The words suicide and depression are singular. The person feels that way or commits the act for various different reasons, but in reality, the effects of those actions or feelings are plural. Everyone close to that individual is affected, from family members to friends to co-workers.

From 1999 through 2014, the age-adjusted suicide rate in the United States increased 24 percent, and the majority of the increase occurred from 2006 to the present, according to the National Center for Health Statistics.

The best managers and leaders hire based on whether that person is going to fit into the culture. Why? Because we often spend more time with our co-workers than our families. In fact, a person spends an average of 60 percent of their waking hours in the workplace, which means we get pretty close whether or not we choose to.

Therefore, there is a serious need for companies and leaders to evaluate what is happening — not only from a safety standpoint but also from a mental health standpoint — making sure close relationships with workers are forged so that individuals suffering from depression or other issues get the help they need before it's too late.

It is imperative that we make the time to know our co-workers so they go home every night knowing someone cares. When I talk about getting to the root cause, it means trying to find out why an employee is feeling a certain way, being comfortable enough to talk to them and for them to trust that you'll keep it confidential before that hopelessness gets hold of them and they feel like there are no more options.

At this year's Safety Leadership Conference in Pittsburgh, executives addressed the audience about characteristics or attributes safety professionals must have. Among those mentioned were empathy, being genuine and having compassion. These key attributes could help employees to be safe on the job, and they also could be the pathway to an effective mental health program in the workplace.

If the simple fact that caring for a fellow co-worker or employee isn't enough, the numbers prove it.
Depression costs more than $51 billion in absenteeism from work and lost productivity and $26 billion in direct treatment costs on an annual basis, according to nonprofit Mental Health America.

In addition, polls show fewer than half of employees who have access to a mental wellness program at work utilize it. Studies indicate mental health issues stay under the radar because the employee is afraid of jeopardizing his or her chances for promotion or because of the perceived stigma attached with mental illness.

The topic of mental illness only is going to become progressively more important to an EHS professional as our nation's healthcare system evolves and people affected by depression or other mental health disorders are left in the dark when it comes to treatment.

State funding for mental illness dropped more than $1.8 billion between 2009 and 2011, according to the National Alliance on Mental Illness.

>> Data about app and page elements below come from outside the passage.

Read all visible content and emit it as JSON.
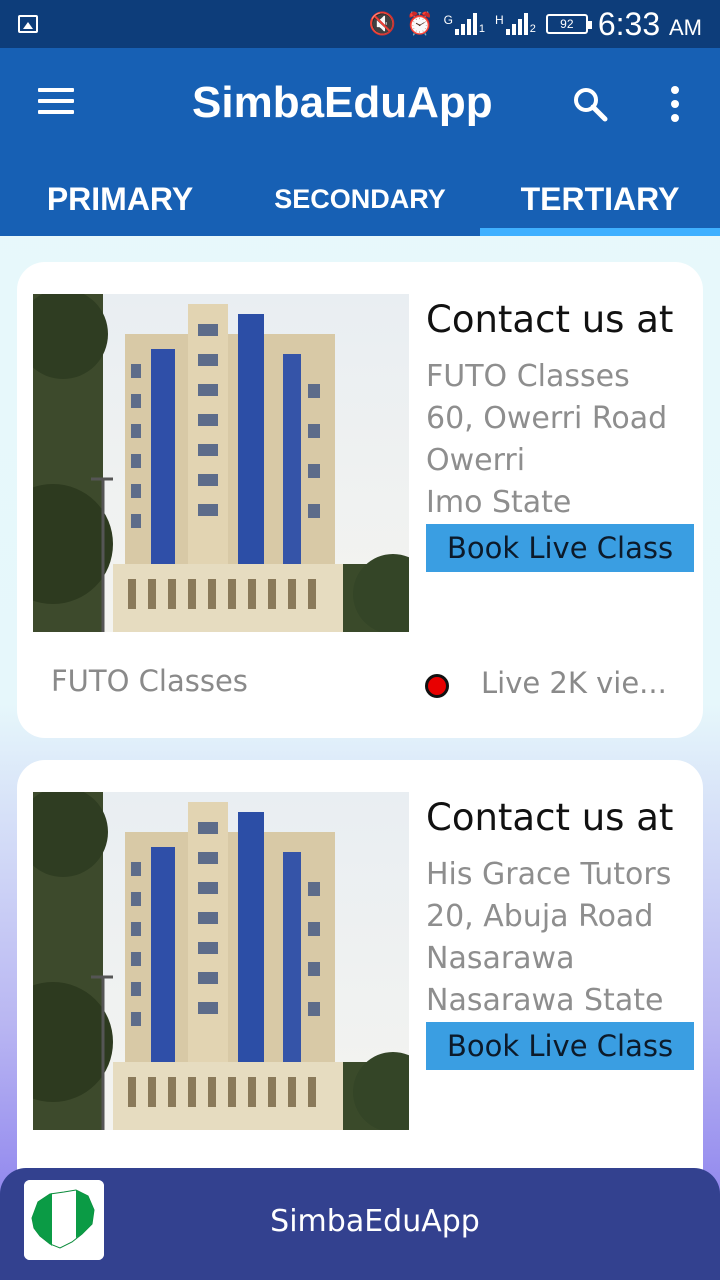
{
  "status_bar": {
    "time": "6:33",
    "ampm": "AM",
    "battery": "92",
    "sim1_label": "G",
    "sim2_label": "H",
    "sim1_index": "1",
    "sim2_index": "2"
  },
  "app_bar": {
    "title": "SimbaEduApp"
  },
  "tabs": [
    {
      "label": "PRIMARY"
    },
    {
      "label": "SECONDARY"
    },
    {
      "label": "TERTIARY"
    }
  ],
  "cards": [
    {
      "heading": "Contact us at",
      "address": [
        "FUTO Classes",
        "60, Owerri Road",
        "Owerri",
        "Imo State"
      ],
      "button": "Book Live Class",
      "footer_name": "FUTO Classes",
      "live_text": "Live  2K vie..."
    },
    {
      "heading": "Contact us at",
      "address": [
        "His Grace Tutors",
        "20, Abuja Road",
        "Nasarawa",
        "Nasarawa State"
      ],
      "button": "Book Live Class"
    }
  ],
  "bottom_bar": {
    "title": "SimbaEduApp"
  },
  "colors": {
    "status_bar": "#0d3d7a",
    "app_bar": "#1760b4",
    "tab_indicator": "#3fb0ff",
    "button": "#3a9ee2",
    "bottom_bar": "#33418f",
    "live_dot": "#e80000"
  },
  "icons": {
    "status_left": "image-icon",
    "mute": "mute-icon",
    "alarm": "alarm-icon",
    "menu": "hamburger-menu-icon",
    "search": "search-icon",
    "more": "more-vert-icon",
    "flag": "nigeria-map-flag-icon"
  }
}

This emphasizes the need for companies and leaders to maintain relationships with each worker, to be fully invested in every employee and to show they genuinely care for their welfare.

The Partnership for Workplace Mental Health lists ways to strengthen or implement workplace mental health programs including:

  • Conducting an employee awareness program about depression, anxiety and substance abuse.
  • Educating managers about mental disorders.
  • Establishing an easily accessible behavioral health system.
  • Offering mental health screening.
  • Integrating healthcare services to improve outcomes and reduce costs.
  • Leveraging purchasing power to obtain quality healthcare services through joining a business coalition.
  • Collaborating with other employers or stakeholders.
  • Creating initiatives with mental health clinicians in your community.

A recent Harvard Medical Study showed that in the long-term, employers benefit when mental health care initiatives are implemented, not only from a workforce perspective but fiscally as well.

So, next time you're at a job site, really listen to co-workers. Has anything changed? How are they feeling? Most importantly, show them you care. That reassurance could make their life worth living.

Depression could affect workplace morale and productivity.

The Anxiety and Depression Association of America lists common symptoms on their website. They are:

  • Persistent sad, anxious or “empty” mood.
  • Feelings of hopelessness, pessimism.
  • Feelings of guilt, worthlessness, helplessness.
  • Loss of interest or pleasure in hobbies and activities, including sex.
  • Decreased energy, fatigue, feeling “slowed down.”
  • Difficulty concentrating, remembering, making decisions.
  • Insomnia, early-morning awakening or oversleeping.
  • Low appetite and weight loss or overeating and weight gain.
  • Thoughts of death or suicide, suicide attempts.
  • Restlessness, irritability.
  • Persistent physical symptoms that do not respond to treatment, such as headaches, digestive disorders and pain for which no other cause can be diagnosed.